ASSIGNMENT: Go through the data below and gather each line containing "PICK".

▼

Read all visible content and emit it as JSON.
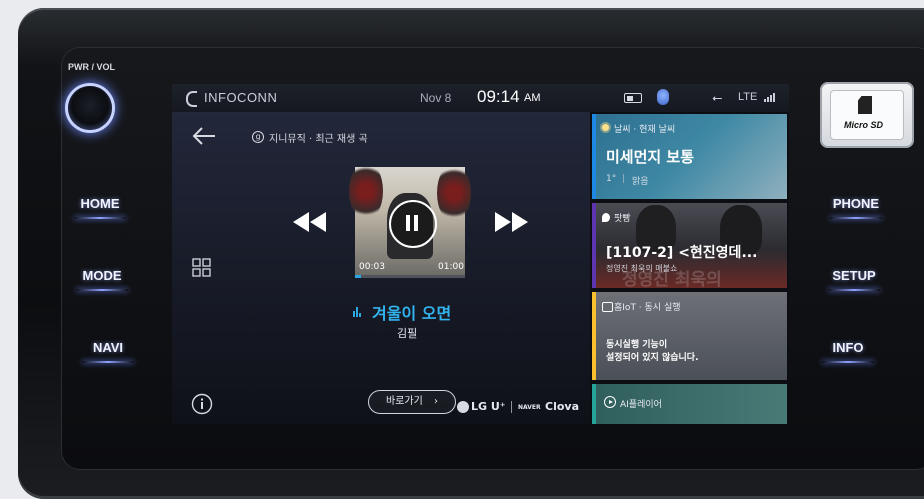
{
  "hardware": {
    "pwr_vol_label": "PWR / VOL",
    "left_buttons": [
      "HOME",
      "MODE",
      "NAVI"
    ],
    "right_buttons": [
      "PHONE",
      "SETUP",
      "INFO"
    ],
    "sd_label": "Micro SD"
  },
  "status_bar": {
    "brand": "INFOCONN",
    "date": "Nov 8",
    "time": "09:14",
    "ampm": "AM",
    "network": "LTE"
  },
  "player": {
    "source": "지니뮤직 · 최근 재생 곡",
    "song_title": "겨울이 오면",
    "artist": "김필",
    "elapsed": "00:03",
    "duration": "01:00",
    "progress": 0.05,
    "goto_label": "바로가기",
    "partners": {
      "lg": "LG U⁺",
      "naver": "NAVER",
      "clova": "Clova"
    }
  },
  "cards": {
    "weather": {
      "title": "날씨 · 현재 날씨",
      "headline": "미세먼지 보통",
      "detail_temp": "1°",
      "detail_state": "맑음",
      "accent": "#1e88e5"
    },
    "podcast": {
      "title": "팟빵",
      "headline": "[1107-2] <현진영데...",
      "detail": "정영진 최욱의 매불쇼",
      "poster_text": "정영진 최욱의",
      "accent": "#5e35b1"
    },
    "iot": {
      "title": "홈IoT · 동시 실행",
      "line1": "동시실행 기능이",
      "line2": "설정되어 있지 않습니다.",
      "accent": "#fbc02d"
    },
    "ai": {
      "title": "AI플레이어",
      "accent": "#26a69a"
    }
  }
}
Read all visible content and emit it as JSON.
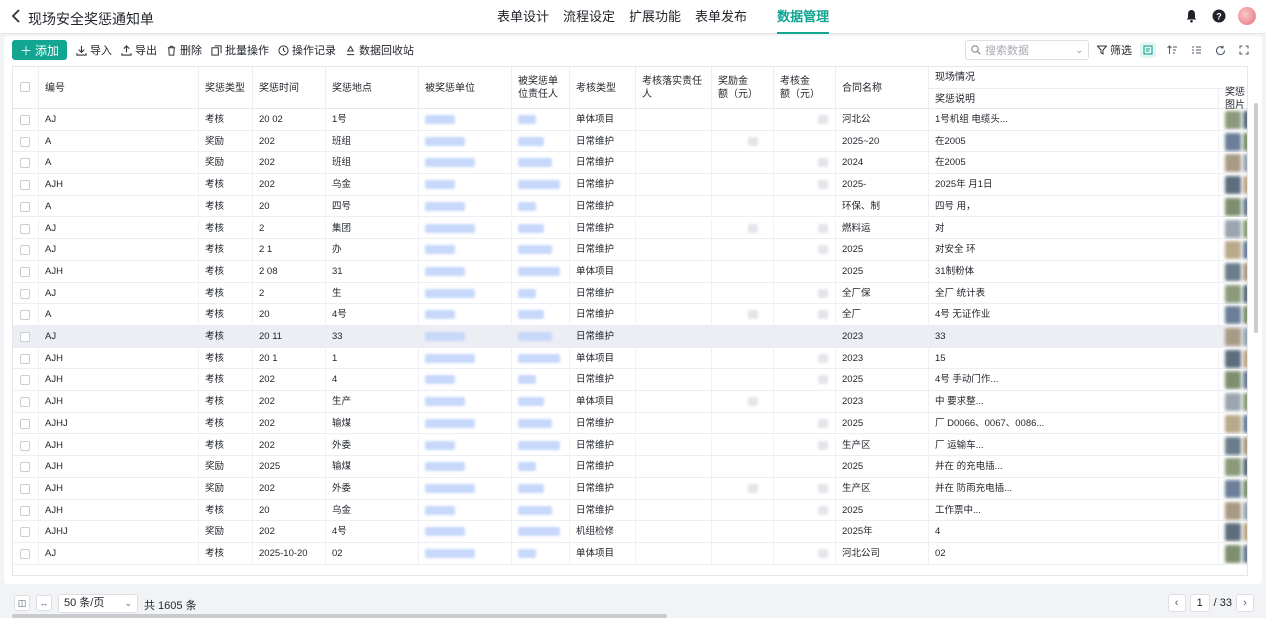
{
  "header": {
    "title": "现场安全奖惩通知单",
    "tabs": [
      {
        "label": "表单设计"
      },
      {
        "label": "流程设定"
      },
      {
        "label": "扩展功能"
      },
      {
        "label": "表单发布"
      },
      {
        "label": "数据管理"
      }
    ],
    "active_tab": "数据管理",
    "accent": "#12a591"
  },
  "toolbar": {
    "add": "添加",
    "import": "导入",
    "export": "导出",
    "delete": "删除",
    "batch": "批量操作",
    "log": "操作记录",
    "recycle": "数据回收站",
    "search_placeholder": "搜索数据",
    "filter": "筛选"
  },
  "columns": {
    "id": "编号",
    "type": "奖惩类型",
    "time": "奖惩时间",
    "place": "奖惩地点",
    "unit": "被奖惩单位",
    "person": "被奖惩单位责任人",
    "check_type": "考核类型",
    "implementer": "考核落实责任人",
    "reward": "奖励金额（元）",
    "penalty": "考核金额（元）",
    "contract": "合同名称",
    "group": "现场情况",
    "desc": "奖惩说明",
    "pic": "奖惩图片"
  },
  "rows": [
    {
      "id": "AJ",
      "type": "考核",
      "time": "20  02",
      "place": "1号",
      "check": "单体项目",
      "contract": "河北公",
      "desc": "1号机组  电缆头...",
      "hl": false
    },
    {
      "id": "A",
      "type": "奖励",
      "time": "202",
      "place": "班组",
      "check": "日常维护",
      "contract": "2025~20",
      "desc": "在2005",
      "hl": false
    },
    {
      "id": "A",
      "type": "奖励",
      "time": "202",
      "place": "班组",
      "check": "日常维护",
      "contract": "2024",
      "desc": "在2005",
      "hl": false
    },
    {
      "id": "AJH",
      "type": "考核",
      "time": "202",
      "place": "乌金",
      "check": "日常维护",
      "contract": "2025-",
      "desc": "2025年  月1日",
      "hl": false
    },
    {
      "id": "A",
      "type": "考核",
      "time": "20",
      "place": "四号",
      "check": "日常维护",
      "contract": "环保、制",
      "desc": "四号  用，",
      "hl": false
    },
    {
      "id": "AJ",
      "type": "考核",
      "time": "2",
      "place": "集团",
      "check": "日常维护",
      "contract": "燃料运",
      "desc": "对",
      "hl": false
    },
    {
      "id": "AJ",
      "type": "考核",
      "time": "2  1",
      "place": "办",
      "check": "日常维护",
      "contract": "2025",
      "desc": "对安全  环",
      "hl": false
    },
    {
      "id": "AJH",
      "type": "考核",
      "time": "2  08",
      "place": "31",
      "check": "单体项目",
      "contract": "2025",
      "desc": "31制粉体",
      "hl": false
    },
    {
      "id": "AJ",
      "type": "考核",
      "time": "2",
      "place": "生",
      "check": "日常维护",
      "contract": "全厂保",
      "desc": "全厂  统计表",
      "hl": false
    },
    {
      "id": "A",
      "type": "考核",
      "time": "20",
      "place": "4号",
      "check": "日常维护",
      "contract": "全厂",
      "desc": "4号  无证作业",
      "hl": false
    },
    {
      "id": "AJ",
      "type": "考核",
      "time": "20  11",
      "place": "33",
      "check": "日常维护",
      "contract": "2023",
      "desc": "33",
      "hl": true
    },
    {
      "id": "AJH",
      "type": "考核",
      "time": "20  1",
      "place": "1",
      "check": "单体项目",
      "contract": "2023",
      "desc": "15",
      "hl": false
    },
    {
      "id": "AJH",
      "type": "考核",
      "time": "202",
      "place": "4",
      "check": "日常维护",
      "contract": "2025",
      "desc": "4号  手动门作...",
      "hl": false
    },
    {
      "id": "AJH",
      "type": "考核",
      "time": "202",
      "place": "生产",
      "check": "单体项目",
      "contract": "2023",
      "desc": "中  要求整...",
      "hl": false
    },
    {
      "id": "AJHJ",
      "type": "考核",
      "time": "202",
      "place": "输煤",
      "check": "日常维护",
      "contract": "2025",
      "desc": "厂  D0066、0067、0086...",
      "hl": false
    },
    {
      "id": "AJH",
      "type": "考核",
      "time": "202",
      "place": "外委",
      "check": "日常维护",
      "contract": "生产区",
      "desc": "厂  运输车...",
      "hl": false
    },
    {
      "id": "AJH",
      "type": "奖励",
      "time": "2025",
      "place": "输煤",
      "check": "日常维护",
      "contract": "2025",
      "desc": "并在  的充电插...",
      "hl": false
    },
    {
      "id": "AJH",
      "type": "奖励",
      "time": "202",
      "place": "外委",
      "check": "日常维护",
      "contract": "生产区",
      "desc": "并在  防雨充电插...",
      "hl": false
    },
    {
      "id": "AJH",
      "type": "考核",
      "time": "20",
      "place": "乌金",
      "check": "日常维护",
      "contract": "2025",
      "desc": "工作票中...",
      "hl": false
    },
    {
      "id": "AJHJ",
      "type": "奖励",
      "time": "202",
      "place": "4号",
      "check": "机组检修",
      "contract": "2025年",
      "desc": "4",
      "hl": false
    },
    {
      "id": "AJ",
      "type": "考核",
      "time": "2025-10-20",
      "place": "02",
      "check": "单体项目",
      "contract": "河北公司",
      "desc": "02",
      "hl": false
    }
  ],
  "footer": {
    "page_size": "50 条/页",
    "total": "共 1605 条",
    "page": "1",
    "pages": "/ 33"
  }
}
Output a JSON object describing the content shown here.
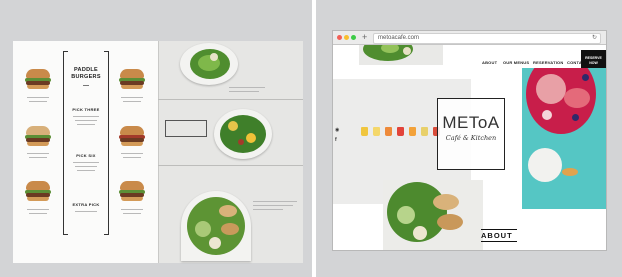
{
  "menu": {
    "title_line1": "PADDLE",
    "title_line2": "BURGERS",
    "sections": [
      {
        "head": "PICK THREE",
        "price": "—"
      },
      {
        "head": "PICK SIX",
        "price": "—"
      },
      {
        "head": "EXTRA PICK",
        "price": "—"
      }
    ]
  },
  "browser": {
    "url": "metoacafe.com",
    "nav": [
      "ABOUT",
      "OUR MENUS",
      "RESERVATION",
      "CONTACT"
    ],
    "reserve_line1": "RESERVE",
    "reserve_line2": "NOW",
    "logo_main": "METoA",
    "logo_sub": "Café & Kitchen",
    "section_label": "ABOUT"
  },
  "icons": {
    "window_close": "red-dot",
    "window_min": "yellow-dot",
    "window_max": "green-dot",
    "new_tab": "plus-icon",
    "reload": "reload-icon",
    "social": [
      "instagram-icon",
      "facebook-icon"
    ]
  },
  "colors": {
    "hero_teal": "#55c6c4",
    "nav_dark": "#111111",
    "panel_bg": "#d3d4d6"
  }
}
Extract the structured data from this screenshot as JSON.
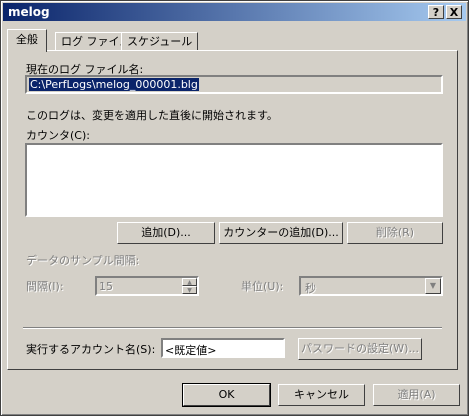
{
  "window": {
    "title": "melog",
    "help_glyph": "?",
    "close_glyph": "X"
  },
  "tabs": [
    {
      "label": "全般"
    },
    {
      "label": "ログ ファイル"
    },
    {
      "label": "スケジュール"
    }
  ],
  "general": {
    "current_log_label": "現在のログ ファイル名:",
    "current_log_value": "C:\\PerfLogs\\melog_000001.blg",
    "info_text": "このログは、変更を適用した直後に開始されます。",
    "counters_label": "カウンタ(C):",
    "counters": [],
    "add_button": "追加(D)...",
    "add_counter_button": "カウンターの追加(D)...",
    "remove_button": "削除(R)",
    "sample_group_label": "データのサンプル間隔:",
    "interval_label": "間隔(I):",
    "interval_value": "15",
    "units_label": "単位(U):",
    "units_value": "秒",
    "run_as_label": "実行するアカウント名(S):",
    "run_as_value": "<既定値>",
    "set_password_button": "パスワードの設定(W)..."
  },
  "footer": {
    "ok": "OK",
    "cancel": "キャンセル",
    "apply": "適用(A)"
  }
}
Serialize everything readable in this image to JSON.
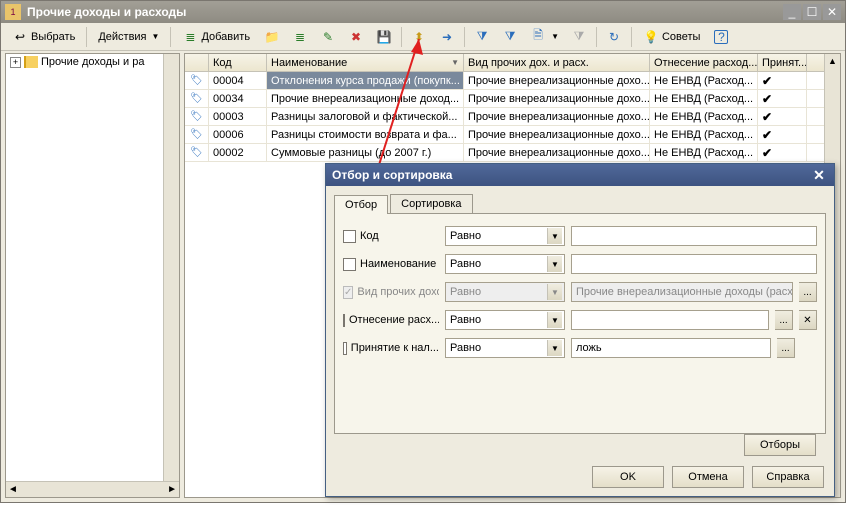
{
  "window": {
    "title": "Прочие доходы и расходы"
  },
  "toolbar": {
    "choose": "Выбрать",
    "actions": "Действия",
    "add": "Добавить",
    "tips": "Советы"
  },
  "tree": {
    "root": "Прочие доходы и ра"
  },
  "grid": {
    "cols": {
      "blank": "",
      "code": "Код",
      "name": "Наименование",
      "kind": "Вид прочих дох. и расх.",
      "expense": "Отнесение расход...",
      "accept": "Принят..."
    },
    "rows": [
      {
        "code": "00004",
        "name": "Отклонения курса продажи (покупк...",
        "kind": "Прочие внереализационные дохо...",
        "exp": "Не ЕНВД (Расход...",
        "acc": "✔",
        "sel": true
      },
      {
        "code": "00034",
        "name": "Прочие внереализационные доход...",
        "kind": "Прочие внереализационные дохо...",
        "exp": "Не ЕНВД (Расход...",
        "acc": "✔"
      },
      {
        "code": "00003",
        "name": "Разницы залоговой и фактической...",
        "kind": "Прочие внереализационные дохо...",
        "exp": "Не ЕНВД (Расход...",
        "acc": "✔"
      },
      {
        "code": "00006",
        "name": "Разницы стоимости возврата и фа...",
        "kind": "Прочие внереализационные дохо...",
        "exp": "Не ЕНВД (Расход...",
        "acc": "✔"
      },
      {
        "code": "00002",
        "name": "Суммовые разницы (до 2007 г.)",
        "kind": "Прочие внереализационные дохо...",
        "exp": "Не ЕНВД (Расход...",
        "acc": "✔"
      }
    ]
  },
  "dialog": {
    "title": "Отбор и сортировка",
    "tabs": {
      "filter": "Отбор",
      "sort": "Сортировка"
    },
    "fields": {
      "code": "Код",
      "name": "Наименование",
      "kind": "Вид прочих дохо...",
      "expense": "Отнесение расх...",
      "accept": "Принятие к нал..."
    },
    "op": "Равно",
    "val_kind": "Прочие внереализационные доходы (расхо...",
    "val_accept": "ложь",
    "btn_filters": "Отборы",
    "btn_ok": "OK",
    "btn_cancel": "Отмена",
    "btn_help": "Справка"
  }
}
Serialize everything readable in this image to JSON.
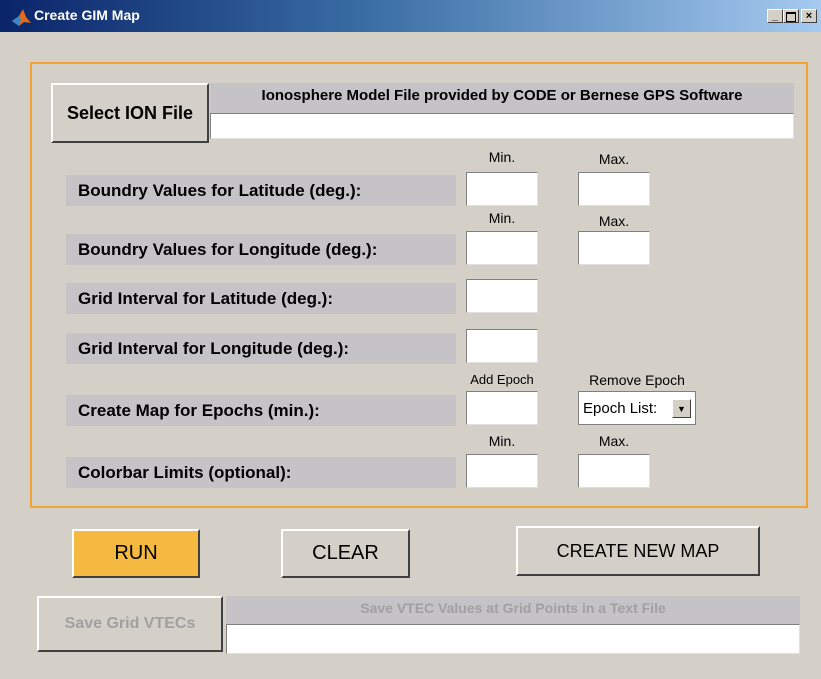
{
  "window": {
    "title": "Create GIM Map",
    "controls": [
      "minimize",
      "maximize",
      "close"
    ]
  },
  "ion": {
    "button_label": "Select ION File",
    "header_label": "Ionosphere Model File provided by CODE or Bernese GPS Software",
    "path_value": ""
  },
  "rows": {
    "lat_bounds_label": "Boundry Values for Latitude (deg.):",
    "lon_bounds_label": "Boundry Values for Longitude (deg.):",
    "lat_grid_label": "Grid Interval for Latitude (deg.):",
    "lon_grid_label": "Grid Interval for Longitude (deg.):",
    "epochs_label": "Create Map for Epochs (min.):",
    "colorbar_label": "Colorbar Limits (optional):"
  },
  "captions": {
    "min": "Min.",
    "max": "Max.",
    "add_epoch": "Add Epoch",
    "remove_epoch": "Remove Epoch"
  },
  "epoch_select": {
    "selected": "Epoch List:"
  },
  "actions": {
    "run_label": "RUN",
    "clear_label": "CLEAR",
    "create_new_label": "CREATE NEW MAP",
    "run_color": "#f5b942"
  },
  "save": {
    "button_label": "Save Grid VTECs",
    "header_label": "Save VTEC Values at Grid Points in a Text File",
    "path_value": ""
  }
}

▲

WRITTEN REPLY:
        "head": "PICK THREE",
        "head": "PICK SIX",
        "head": "EXTRA PICK",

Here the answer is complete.